most memorable hunts ever, a horseback affair in big, open country that backed up to the
foothills of the Andes. I didn't get a genuine monster, but in a week's hunt I took two very
nice stags, saw a lot of game, and had a wonderful time.
In Europe, the stags generally roar in September, but in the Southern Hemisphere, the seasons reverse, so April catches the rut in both New Zealand and Argentina. This offers a unique opportunity for a good off-season hunt...although it can cut into the turkey season a bit!

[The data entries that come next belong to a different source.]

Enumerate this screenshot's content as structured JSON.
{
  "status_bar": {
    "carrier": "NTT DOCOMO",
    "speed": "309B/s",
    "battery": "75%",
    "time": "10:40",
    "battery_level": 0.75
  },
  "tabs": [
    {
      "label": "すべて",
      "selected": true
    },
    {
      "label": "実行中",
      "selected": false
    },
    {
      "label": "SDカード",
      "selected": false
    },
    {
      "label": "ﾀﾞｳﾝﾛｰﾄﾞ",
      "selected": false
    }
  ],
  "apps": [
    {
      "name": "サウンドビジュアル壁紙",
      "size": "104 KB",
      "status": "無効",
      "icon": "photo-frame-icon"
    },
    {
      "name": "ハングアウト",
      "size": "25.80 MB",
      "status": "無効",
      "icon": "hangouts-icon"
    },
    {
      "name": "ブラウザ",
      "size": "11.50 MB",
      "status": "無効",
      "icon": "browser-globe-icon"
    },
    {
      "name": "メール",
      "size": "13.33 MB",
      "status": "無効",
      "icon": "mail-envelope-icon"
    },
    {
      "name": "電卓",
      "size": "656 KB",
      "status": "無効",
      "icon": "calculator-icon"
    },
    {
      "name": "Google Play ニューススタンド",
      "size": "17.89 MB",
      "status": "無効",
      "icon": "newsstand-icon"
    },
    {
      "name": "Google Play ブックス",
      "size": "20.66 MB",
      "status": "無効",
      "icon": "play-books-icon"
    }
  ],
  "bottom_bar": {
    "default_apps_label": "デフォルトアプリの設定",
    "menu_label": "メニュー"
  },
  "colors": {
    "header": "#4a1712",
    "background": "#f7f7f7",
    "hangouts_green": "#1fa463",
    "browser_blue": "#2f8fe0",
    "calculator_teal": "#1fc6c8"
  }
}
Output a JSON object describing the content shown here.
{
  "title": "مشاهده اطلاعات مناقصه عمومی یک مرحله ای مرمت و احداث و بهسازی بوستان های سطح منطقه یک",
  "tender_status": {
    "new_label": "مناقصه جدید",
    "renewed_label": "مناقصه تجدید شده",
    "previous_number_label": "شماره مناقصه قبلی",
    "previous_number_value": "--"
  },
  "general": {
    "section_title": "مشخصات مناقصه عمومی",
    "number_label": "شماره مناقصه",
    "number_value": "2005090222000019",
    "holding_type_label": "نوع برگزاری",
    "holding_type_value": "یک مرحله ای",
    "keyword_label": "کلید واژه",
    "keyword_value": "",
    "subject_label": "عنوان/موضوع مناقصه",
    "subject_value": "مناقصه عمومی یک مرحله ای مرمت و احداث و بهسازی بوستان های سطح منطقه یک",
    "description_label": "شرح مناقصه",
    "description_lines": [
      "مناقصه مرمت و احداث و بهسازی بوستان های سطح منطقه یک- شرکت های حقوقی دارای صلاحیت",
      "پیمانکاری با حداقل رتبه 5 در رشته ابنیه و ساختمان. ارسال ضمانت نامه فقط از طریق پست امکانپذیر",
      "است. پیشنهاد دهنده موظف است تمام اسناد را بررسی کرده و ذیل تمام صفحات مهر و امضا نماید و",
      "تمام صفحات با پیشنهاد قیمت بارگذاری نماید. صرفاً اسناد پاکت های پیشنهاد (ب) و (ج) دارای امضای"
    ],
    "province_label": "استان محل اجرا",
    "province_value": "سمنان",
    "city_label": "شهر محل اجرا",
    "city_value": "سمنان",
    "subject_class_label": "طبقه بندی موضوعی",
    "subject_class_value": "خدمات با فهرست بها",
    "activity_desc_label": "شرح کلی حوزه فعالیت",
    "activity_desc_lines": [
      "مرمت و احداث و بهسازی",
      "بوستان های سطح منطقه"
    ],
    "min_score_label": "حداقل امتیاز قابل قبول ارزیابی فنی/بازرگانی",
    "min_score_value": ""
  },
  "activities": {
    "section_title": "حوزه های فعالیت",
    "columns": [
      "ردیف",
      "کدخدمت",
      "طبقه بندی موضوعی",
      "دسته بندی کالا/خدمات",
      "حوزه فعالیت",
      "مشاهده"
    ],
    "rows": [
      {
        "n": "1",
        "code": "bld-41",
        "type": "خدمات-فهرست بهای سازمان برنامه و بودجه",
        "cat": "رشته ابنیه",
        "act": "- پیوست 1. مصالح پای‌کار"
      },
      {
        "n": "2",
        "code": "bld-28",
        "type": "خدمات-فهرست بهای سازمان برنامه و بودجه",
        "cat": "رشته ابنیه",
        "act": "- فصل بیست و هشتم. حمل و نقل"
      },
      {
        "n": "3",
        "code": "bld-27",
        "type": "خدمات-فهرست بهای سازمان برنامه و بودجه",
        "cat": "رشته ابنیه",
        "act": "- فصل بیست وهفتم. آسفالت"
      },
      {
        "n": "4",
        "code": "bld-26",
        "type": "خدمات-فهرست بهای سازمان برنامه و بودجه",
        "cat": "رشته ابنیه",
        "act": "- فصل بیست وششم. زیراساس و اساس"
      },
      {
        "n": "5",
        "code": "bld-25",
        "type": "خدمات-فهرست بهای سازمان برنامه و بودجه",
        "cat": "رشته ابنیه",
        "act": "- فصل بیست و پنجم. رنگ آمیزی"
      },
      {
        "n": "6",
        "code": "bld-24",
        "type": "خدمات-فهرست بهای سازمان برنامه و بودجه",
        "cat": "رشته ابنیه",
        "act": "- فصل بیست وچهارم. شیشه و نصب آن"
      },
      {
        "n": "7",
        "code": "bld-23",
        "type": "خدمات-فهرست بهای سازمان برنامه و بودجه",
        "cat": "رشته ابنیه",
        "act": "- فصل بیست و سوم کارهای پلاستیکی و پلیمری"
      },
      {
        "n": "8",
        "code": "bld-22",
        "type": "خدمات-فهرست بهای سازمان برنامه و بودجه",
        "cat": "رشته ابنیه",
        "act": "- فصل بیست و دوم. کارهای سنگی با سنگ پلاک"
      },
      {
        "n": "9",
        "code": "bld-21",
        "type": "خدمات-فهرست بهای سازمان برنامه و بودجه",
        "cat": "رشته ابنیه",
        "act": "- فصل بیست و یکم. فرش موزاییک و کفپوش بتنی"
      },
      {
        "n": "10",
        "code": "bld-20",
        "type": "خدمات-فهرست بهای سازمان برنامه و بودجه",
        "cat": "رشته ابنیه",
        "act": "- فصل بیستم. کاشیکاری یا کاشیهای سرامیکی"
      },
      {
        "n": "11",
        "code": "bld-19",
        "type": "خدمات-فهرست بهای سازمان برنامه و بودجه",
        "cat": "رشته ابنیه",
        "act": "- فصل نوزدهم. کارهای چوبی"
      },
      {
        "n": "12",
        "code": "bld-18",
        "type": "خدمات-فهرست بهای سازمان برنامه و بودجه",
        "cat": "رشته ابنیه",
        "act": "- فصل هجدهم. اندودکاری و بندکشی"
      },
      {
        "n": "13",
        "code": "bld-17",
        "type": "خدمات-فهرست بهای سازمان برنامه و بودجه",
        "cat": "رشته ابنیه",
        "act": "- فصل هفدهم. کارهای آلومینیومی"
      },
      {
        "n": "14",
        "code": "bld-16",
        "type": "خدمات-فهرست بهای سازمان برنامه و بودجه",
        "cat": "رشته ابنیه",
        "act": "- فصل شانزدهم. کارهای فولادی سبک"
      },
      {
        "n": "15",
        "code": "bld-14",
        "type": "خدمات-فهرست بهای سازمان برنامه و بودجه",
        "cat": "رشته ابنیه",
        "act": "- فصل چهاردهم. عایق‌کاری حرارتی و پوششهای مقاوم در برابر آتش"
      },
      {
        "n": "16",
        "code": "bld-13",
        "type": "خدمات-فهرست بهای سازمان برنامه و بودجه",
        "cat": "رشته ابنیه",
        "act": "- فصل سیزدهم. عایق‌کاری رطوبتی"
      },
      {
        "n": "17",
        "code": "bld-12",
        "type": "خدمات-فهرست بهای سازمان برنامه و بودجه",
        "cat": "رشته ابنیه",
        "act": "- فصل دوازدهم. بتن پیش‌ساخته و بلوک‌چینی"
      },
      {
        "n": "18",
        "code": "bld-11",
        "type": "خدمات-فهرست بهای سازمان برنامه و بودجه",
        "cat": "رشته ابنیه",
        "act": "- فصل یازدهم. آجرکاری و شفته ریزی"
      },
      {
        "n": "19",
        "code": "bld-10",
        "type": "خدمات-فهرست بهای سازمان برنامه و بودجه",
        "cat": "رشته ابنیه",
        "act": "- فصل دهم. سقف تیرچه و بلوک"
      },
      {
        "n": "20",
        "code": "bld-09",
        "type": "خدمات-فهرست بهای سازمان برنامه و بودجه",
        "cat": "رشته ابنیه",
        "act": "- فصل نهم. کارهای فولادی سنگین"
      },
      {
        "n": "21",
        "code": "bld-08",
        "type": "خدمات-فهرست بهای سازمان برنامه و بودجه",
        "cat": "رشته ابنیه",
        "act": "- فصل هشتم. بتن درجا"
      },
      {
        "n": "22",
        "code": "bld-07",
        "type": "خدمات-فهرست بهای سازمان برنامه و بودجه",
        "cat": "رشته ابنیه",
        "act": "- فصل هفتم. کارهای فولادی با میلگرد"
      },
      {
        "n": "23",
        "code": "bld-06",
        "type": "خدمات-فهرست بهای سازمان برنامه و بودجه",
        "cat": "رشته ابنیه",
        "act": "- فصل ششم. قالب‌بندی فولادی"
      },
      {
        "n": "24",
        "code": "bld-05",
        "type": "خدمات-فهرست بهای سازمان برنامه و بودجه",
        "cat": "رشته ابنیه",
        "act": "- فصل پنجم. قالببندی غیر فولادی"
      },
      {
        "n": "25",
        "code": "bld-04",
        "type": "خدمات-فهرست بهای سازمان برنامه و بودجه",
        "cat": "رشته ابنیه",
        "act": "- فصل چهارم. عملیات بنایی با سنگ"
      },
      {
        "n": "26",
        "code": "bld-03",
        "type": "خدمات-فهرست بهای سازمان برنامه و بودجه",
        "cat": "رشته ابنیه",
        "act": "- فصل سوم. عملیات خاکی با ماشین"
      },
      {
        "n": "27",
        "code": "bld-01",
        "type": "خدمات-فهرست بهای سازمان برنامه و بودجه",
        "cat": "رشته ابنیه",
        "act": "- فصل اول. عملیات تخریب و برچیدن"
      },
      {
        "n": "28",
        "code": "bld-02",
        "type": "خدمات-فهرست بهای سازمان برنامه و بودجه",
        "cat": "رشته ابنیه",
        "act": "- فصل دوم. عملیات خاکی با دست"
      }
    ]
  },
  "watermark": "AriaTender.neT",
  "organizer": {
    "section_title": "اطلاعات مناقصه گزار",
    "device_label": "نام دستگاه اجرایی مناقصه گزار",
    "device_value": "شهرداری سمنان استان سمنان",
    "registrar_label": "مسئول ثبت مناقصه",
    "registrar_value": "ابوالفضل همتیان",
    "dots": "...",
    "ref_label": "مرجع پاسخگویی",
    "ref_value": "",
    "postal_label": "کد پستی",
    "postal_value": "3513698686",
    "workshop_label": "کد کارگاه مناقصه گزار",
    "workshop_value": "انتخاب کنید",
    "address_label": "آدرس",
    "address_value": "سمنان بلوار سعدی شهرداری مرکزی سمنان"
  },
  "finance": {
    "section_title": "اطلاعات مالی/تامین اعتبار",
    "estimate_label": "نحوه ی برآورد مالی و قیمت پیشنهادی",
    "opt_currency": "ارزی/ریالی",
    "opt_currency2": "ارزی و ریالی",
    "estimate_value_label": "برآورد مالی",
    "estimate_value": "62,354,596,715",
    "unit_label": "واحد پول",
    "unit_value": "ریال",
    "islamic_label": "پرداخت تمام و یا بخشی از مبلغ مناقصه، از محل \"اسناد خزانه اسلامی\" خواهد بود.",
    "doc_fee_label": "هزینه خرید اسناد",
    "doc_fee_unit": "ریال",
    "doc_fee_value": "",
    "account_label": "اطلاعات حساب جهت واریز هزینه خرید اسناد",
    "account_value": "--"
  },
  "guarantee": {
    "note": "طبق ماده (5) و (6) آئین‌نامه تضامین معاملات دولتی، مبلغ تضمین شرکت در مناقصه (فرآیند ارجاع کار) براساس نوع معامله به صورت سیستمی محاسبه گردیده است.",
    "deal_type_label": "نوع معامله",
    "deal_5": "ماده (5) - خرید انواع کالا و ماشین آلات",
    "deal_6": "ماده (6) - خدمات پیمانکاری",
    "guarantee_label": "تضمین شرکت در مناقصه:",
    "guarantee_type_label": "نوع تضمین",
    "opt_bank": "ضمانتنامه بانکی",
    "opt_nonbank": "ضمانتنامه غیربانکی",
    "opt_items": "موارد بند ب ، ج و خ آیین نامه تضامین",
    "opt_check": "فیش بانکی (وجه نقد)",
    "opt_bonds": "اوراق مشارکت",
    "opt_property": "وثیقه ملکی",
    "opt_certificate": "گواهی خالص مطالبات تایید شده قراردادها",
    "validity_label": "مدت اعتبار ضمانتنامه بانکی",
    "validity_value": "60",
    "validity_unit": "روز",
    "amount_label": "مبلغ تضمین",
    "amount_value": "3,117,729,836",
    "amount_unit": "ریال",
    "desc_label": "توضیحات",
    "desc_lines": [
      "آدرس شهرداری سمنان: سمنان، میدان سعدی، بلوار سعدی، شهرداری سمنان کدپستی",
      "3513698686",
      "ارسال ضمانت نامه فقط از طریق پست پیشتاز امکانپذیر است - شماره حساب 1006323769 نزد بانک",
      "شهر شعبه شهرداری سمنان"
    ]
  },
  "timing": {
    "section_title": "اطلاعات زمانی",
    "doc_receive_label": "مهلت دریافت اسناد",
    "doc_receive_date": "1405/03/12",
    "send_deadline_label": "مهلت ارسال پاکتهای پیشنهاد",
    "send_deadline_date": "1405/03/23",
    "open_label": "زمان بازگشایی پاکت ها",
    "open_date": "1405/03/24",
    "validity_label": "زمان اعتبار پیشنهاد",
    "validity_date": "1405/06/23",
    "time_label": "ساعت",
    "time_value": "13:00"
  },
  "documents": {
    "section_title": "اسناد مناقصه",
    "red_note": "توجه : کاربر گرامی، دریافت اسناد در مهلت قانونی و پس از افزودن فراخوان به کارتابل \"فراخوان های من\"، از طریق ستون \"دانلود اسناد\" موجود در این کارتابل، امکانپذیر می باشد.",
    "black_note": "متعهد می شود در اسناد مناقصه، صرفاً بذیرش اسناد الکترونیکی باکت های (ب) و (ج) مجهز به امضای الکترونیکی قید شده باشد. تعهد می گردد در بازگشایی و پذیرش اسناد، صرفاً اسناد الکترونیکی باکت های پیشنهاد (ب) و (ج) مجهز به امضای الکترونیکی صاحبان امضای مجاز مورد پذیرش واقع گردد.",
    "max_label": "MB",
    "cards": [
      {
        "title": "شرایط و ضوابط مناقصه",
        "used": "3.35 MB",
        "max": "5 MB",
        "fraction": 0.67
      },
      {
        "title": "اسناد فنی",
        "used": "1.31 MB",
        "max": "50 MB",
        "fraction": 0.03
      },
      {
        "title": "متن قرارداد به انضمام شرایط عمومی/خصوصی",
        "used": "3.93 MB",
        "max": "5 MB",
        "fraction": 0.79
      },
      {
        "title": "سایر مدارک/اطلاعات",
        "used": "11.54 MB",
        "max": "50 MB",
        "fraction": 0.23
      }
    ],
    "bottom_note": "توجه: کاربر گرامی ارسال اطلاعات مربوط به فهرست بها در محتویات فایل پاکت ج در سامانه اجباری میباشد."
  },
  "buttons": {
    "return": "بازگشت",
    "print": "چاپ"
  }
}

Most of my stag hunting - on four continents now - has been during the roar. This is not essential, but it is clearly the best time. The hunting gets far more difficult later, with the bulls retreating into the most remote hideouts to lick their jousting wounds and recover some energy. And of course, as the rut wanes the likelihood of broken antler points increases. It's okay to miss the rut. Especially in Europe, the game management is so effective that most hunts are expected to be successful regardless of condition. But what a shame to not hear the stags roar!
As is the case with elk, hunting varies depending on the country. In thickly wooded terrain, which is the case in much of Europe and New Zealand, the roar is extremely important for locating stags. Sometimes they will answer a challenge and come all the way in, and sometimes the roar is used for locating and stalking - just like elk. In more open terrain, typical of Scotland and Argentina, the hunting is done by glassing and stalking - and timing the rut exactly is not quite so critical. But wherever you are, the time of roar is the best time, simply because the sound is so wonderful!
One full moon night in Austria's Tyrol, I was staying in a cabin with stags roaring all around. It went on all night long, one of the finest serenades I've ever heard. The sound does seem different in Scotland's open hills, and in Argentina's open heather. But it's still a wonderful sound wherever you hear it, almost like an elk...and in some ways even better.
Your complete source for more Cabela's News, and updated hunting and fishing articles.